Work item | Images in the entries are to be skipped, and everything else is to be written out exactly.

Data provided |
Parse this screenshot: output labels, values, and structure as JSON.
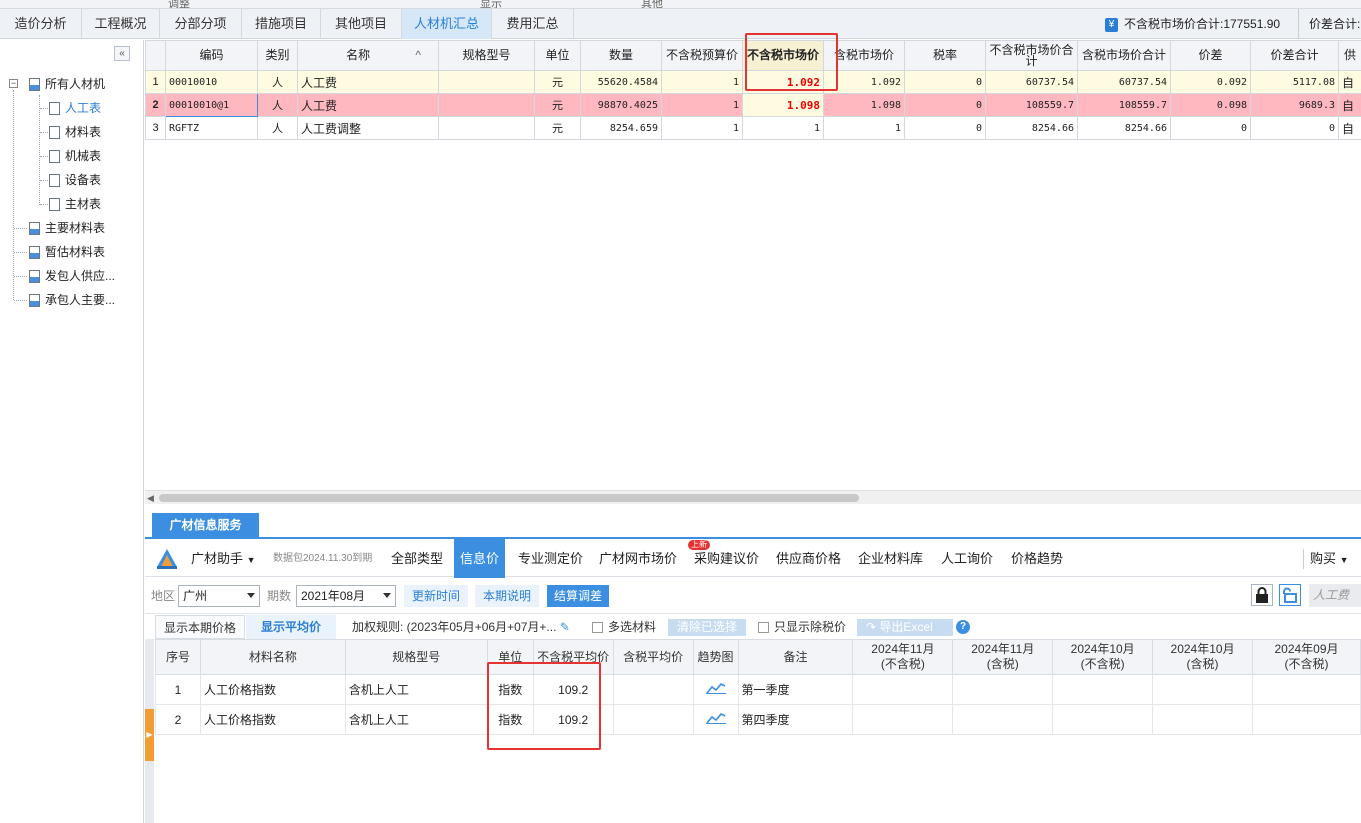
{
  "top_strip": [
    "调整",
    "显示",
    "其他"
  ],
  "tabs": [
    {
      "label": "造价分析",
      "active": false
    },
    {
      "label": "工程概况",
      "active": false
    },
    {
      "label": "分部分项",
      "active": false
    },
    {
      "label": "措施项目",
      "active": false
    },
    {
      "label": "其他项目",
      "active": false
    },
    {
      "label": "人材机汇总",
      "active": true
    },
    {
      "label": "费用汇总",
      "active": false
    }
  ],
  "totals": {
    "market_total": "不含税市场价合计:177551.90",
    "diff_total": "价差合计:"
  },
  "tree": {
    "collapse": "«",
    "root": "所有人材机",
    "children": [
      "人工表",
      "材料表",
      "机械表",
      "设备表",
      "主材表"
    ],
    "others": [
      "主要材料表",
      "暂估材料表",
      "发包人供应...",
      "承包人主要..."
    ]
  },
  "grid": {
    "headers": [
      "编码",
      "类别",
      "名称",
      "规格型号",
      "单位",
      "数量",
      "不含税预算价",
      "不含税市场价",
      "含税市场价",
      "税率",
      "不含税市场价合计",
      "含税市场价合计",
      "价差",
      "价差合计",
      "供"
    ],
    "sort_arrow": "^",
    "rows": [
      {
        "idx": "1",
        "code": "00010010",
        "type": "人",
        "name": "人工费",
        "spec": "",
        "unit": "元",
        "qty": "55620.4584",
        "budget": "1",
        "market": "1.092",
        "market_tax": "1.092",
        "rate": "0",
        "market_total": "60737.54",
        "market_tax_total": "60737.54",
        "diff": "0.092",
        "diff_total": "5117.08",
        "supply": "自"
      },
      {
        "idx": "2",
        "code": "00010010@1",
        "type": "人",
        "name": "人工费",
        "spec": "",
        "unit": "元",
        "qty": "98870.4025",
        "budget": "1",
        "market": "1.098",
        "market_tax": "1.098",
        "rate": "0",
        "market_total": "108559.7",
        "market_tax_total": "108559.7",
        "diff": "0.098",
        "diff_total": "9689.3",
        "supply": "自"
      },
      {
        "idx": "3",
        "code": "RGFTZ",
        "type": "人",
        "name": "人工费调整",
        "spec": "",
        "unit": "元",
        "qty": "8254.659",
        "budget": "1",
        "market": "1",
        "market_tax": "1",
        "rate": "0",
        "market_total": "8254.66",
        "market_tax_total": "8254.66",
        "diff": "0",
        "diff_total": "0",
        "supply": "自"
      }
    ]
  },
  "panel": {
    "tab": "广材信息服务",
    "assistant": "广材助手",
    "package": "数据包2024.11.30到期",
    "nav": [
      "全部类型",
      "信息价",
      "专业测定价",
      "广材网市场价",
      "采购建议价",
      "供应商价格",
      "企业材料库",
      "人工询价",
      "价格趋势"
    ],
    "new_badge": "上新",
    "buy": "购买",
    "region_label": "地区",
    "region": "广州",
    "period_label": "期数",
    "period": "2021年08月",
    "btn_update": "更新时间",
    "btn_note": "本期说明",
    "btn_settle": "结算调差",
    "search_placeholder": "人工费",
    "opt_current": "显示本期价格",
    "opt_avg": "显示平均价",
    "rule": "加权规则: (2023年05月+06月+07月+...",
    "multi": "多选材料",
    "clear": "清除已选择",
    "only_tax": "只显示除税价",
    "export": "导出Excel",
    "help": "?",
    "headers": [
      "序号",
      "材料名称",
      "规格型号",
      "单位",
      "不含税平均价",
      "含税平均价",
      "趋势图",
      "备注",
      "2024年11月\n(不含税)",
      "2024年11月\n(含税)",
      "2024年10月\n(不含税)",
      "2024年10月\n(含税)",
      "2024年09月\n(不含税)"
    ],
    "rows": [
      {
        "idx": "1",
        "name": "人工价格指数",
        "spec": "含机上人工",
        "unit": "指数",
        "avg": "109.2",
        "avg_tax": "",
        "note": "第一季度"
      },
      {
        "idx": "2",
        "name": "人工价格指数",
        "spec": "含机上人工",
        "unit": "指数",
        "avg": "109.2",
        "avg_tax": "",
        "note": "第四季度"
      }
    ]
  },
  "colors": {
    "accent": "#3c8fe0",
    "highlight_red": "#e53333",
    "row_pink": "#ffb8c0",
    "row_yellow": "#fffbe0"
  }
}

Answer to this exercise |
Parse this screenshot: output labels, values, and structure as JSON.
{
  "top_strip": [
    "调整",
    "显示",
    "其他"
  ],
  "tabs": [
    {
      "label": "造价分析",
      "active": false
    },
    {
      "label": "工程概况",
      "active": false
    },
    {
      "label": "分部分项",
      "active": false
    },
    {
      "label": "措施项目",
      "active": false
    },
    {
      "label": "其他项目",
      "active": false
    },
    {
      "label": "人材机汇总",
      "active": true
    },
    {
      "label": "费用汇总",
      "active": false
    }
  ],
  "totals": {
    "market_total": "不含税市场价合计:177551.90",
    "diff_total": "价差合计:"
  },
  "tree": {
    "collapse": "«",
    "root": "所有人材机",
    "children": [
      "人工表",
      "材料表",
      "机械表",
      "设备表",
      "主材表"
    ],
    "others": [
      "主要材料表",
      "暂估材料表",
      "发包人供应...",
      "承包人主要..."
    ]
  },
  "grid": {
    "headers": [
      "编码",
      "类别",
      "名称",
      "规格型号",
      "单位",
      "数量",
      "不含税预算价",
      "不含税市场价",
      "含税市场价",
      "税率",
      "不含税市场价合计",
      "含税市场价合计",
      "价差",
      "价差合计",
      "供"
    ],
    "sort_arrow": "^",
    "rows": [
      {
        "idx": "1",
        "code": "00010010",
        "type": "人",
        "name": "人工费",
        "spec": "",
        "unit": "元",
        "qty": "55620.4584",
        "budget": "1",
        "market": "1.092",
        "market_tax": "1.092",
        "rate": "0",
        "market_total": "60737.54",
        "market_tax_total": "60737.54",
        "diff": "0.092",
        "diff_total": "5117.08",
        "supply": "自"
      },
      {
        "idx": "2",
        "code": "00010010@1",
        "type": "人",
        "name": "人工费",
        "spec": "",
        "unit": "元",
        "qty": "98870.4025",
        "budget": "1",
        "market": "1.098",
        "market_tax": "1.098",
        "rate": "0",
        "market_total": "108559.7",
        "market_tax_total": "108559.7",
        "diff": "0.098",
        "diff_total": "9689.3",
        "supply": "自"
      },
      {
        "idx": "3",
        "code": "RGFTZ",
        "type": "人",
        "name": "人工费调整",
        "spec": "",
        "unit": "元",
        "qty": "8254.659",
        "budget": "1",
        "market": "1",
        "market_tax": "1",
        "rate": "0",
        "market_total": "8254.66",
        "market_tax_total": "8254.66",
        "diff": "0",
        "diff_total": "0",
        "supply": "自"
      }
    ]
  },
  "panel": {
    "tab": "广材信息服务",
    "assistant": "广材助手",
    "package": "数据包2024.11.30到期",
    "nav": [
      "全部类型",
      "信息价",
      "专业测定价",
      "广材网市场价",
      "采购建议价",
      "供应商价格",
      "企业材料库",
      "人工询价",
      "价格趋势"
    ],
    "new_badge": "上新",
    "buy": "购买",
    "region_label": "地区",
    "region": "广州",
    "period_label": "期数",
    "period": "2021年08月",
    "btn_update": "更新时间",
    "btn_note": "本期说明",
    "btn_settle": "结算调差",
    "search_placeholder": "人工费",
    "opt_current": "显示本期价格",
    "opt_avg": "显示平均价",
    "rule": "加权规则: (2023年05月+06月+07月+...",
    "multi": "多选材料",
    "clear": "清除已选择",
    "only_tax": "只显示除税价",
    "export": "导出Excel",
    "help": "?",
    "headers": [
      "序号",
      "材料名称",
      "规格型号",
      "单位",
      "不含税平均价",
      "含税平均价",
      "趋势图",
      "备注",
      "2024年11月\n(不含税)",
      "2024年11月\n(含税)",
      "2024年10月\n(不含税)",
      "2024年10月\n(含税)",
      "2024年09月\n(不含税)"
    ],
    "rows": [
      {
        "idx": "1",
        "name": "人工价格指数",
        "spec": "含机上人工",
        "unit": "指数",
        "avg": "109.2",
        "avg_tax": "",
        "note": "第一季度"
      },
      {
        "idx": "2",
        "name": "人工价格指数",
        "spec": "含机上人工",
        "unit": "指数",
        "avg": "109.2",
        "avg_tax": "",
        "note": "第四季度"
      }
    ]
  },
  "colors": {
    "accent": "#3c8fe0",
    "highlight_red": "#e53333",
    "row_pink": "#ffb8c0",
    "row_yellow": "#fffbe0"
  }
}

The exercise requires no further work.